Amid a major heatwave that has seen temperatures top 50 degrees Celsius (120 degrees Fahrenheit), protesters have railed against the poor quality of services, especially power outages that leave just a few hours of government-supplied electricity per day.
Thousands of people have turned out in Baghdad and cities in the Shiite south to vent their anger and pressure the authorities to make changes.
Their demands were given a boost when Sistani called on August 7 for Abadi to take "drastic measures" against corruption, saying the "minor steps" he had announced fell short.

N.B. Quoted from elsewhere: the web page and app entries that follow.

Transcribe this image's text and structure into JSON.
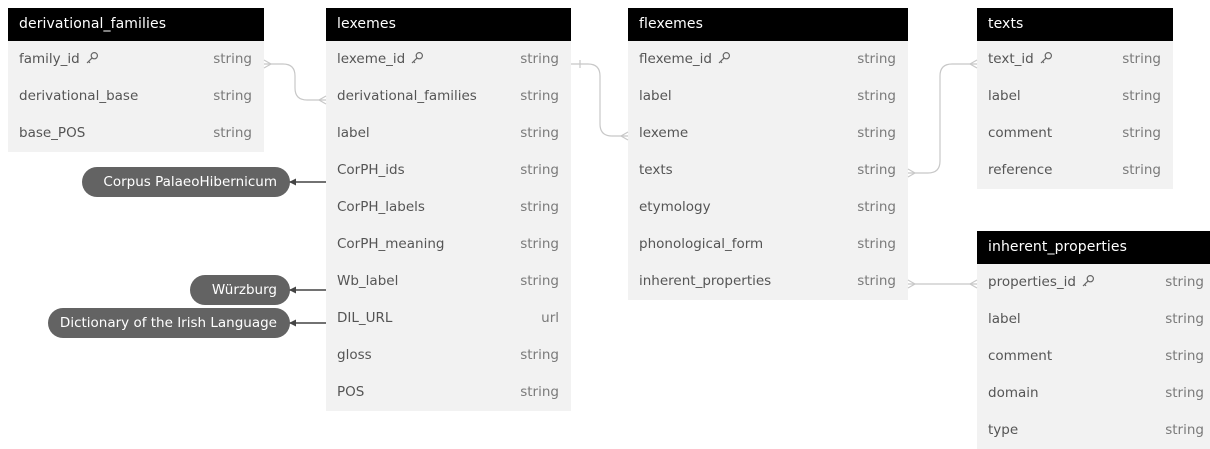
{
  "tables": {
    "derivational_families": {
      "title": "derivational_families",
      "fields": [
        {
          "name": "family_id",
          "type": "string",
          "key": true
        },
        {
          "name": "derivational_base",
          "type": "string"
        },
        {
          "name": "base_POS",
          "type": "string"
        }
      ]
    },
    "lexemes": {
      "title": "lexemes",
      "fields": [
        {
          "name": "lexeme_id",
          "type": "string",
          "key": true
        },
        {
          "name": "derivational_families",
          "type": "string"
        },
        {
          "name": "label",
          "type": "string"
        },
        {
          "name": "CorPH_ids",
          "type": "string"
        },
        {
          "name": "CorPH_labels",
          "type": "string"
        },
        {
          "name": "CorPH_meaning",
          "type": "string"
        },
        {
          "name": "Wb_label",
          "type": "string"
        },
        {
          "name": "DIL_URL",
          "type": "url"
        },
        {
          "name": "gloss",
          "type": "string"
        },
        {
          "name": "POS",
          "type": "string"
        }
      ]
    },
    "flexemes": {
      "title": "flexemes",
      "fields": [
        {
          "name": "flexeme_id",
          "type": "string",
          "key": true
        },
        {
          "name": "label",
          "type": "string"
        },
        {
          "name": "lexeme",
          "type": "string"
        },
        {
          "name": "texts",
          "type": "string"
        },
        {
          "name": "etymology",
          "type": "string"
        },
        {
          "name": "phonological_form",
          "type": "string"
        },
        {
          "name": "inherent_properties",
          "type": "string"
        }
      ]
    },
    "texts": {
      "title": "texts",
      "fields": [
        {
          "name": "text_id",
          "type": "string",
          "key": true
        },
        {
          "name": "label",
          "type": "string"
        },
        {
          "name": "comment",
          "type": "string"
        },
        {
          "name": "reference",
          "type": "string"
        }
      ]
    },
    "inherent_properties": {
      "title": "inherent_properties",
      "fields": [
        {
          "name": "properties_id",
          "type": "string",
          "key": true
        },
        {
          "name": "label",
          "type": "string"
        },
        {
          "name": "comment",
          "type": "string"
        },
        {
          "name": "domain",
          "type": "string"
        },
        {
          "name": "type",
          "type": "string"
        }
      ]
    }
  },
  "external_sources": [
    {
      "label": "Corpus PalaeoHibernicum",
      "target_field": "CorPH_ids"
    },
    {
      "label": "Würzburg",
      "target_field": "Wb_label"
    },
    {
      "label": "Dictionary of the Irish Language",
      "target_field": "DIL_URL"
    }
  ],
  "relations": [
    {
      "from": "lexemes.derivational_families",
      "to": "derivational_families.family_id"
    },
    {
      "from": "flexemes.lexeme",
      "to": "lexemes.lexeme_id"
    },
    {
      "from": "flexemes.texts",
      "to": "texts.text_id"
    },
    {
      "from": "flexemes.inherent_properties",
      "to": "inherent_properties.properties_id"
    }
  ],
  "colors": {
    "header_bg": "#000000",
    "header_text": "#ffffff",
    "table_bg": "#f2f2f2",
    "pill_bg": "#636363",
    "connector": "#c8c8c8",
    "arrow": "#444444"
  },
  "icons": {
    "key": "key-icon",
    "arrow": "arrow-left-icon"
  }
}
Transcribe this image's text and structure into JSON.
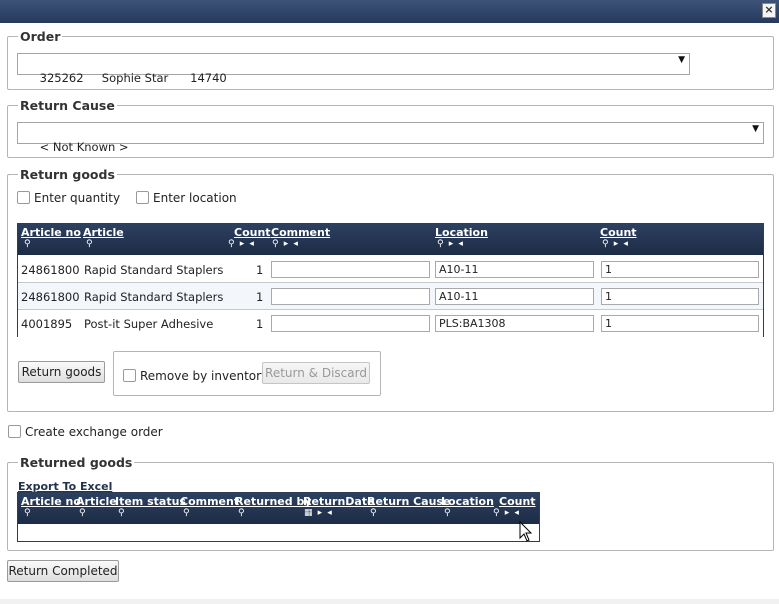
{
  "window": {
    "close_glyph": "×"
  },
  "order": {
    "legend": "Order",
    "selected": "325262     Sophie Star      14740"
  },
  "return_cause": {
    "legend": "Return Cause",
    "selected": "< Not Known >"
  },
  "return_goods": {
    "legend": "Return goods",
    "enter_quantity": "Enter quantity",
    "enter_location": "Enter location",
    "columns": [
      "Article no",
      "Article",
      "Count",
      "Comment",
      "Location",
      "Count"
    ],
    "rows": [
      {
        "article_no": "24861800",
        "article": "Rapid Standard Staplers",
        "count": "1",
        "comment": "",
        "location": "A10-11",
        "count_input": "1"
      },
      {
        "article_no": "24861800",
        "article": "Rapid Standard Staplers",
        "count": "1",
        "comment": "",
        "location": "A10-11",
        "count_input": "1"
      },
      {
        "article_no": "4001895",
        "article": "Post-it Super Adhesive",
        "count": "1",
        "comment": "",
        "location": "PLS:BA1308",
        "count_input": "1"
      }
    ],
    "return_button": "Return goods",
    "remove_by_inventory": "Remove by inventory",
    "return_discard_button": "Return & Discard"
  },
  "exchange": {
    "label": "Create exchange order"
  },
  "returned_goods": {
    "legend": "Returned goods",
    "export_link": "Export To Excel",
    "columns": [
      "Article no",
      "Article",
      "Item status",
      "Comment",
      "Returned by",
      "ReturnDate",
      "Return Cause",
      "Location",
      "Count"
    ]
  },
  "footer": {
    "return_completed": "Return Completed"
  }
}
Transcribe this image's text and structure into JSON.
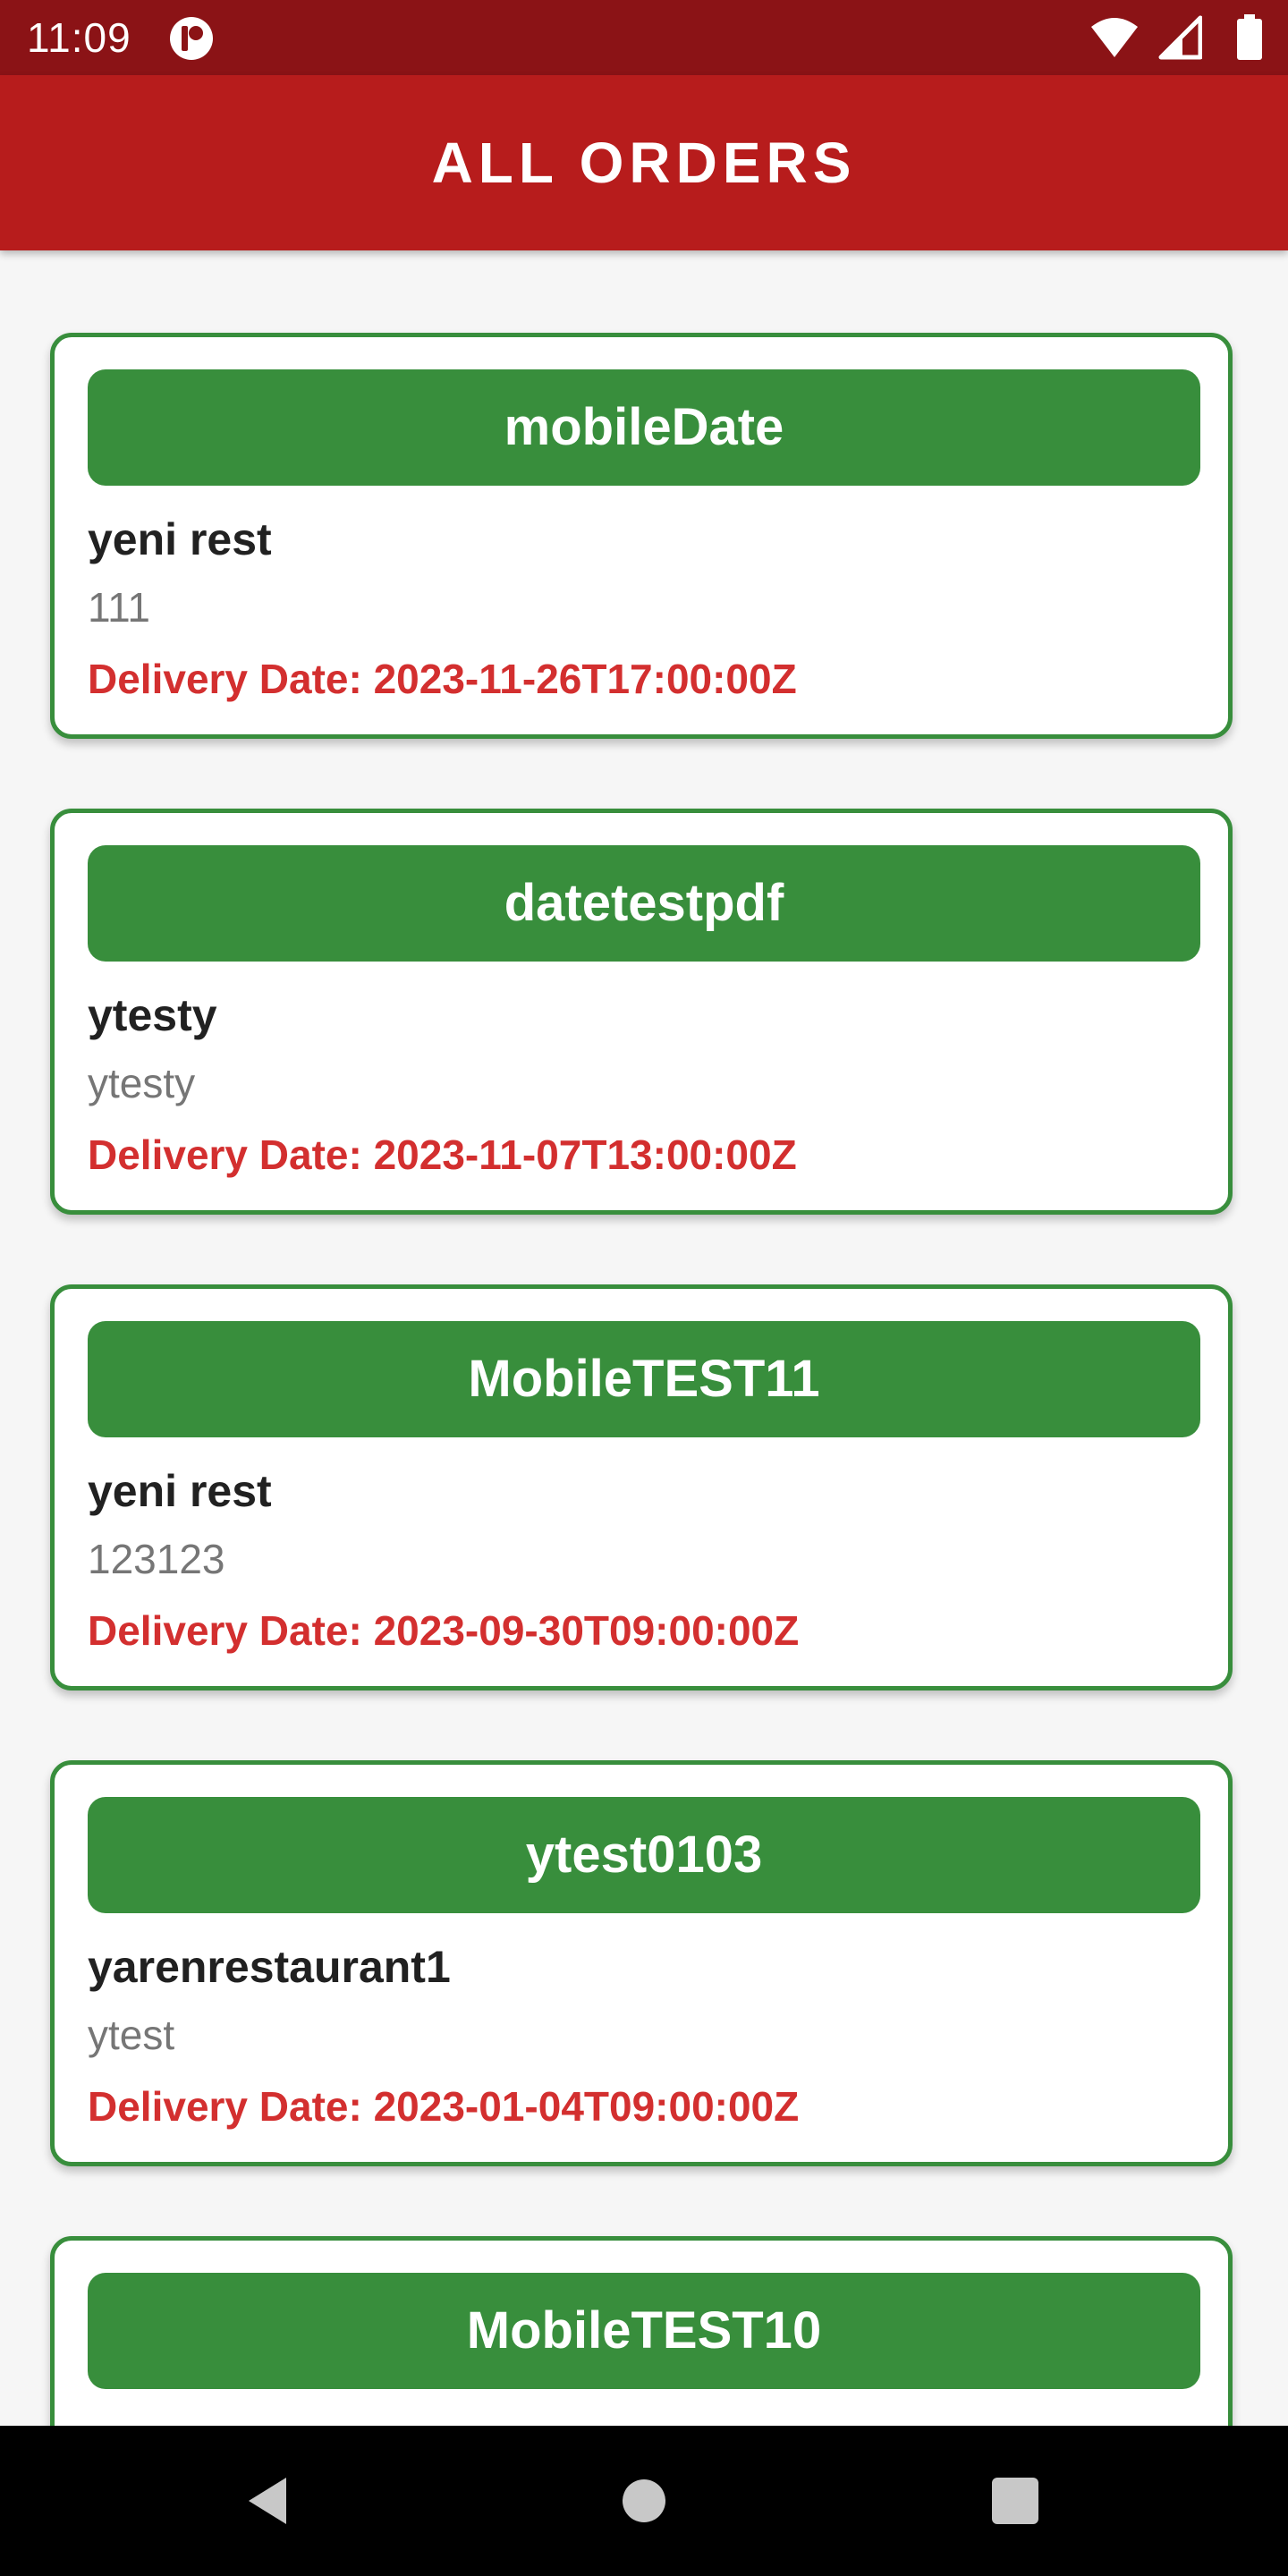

The following Friday, Sistani said judicial reforms were needed, and Abadi responded by calling on the judiciary to carry out measures to ensure its independence and allow it to fight corruption.
Calls for change by Sistani have shielded as well as influenced Abadi's efforts, as it is politically risky for rival Shiite politicians to publicly oppose measures called for by the top cleric.
But even with popular support and Sistani's backing, the entrenched nature of corruption and the fact parties across the political spectrum benefit from it will make any efforts extremely difficult.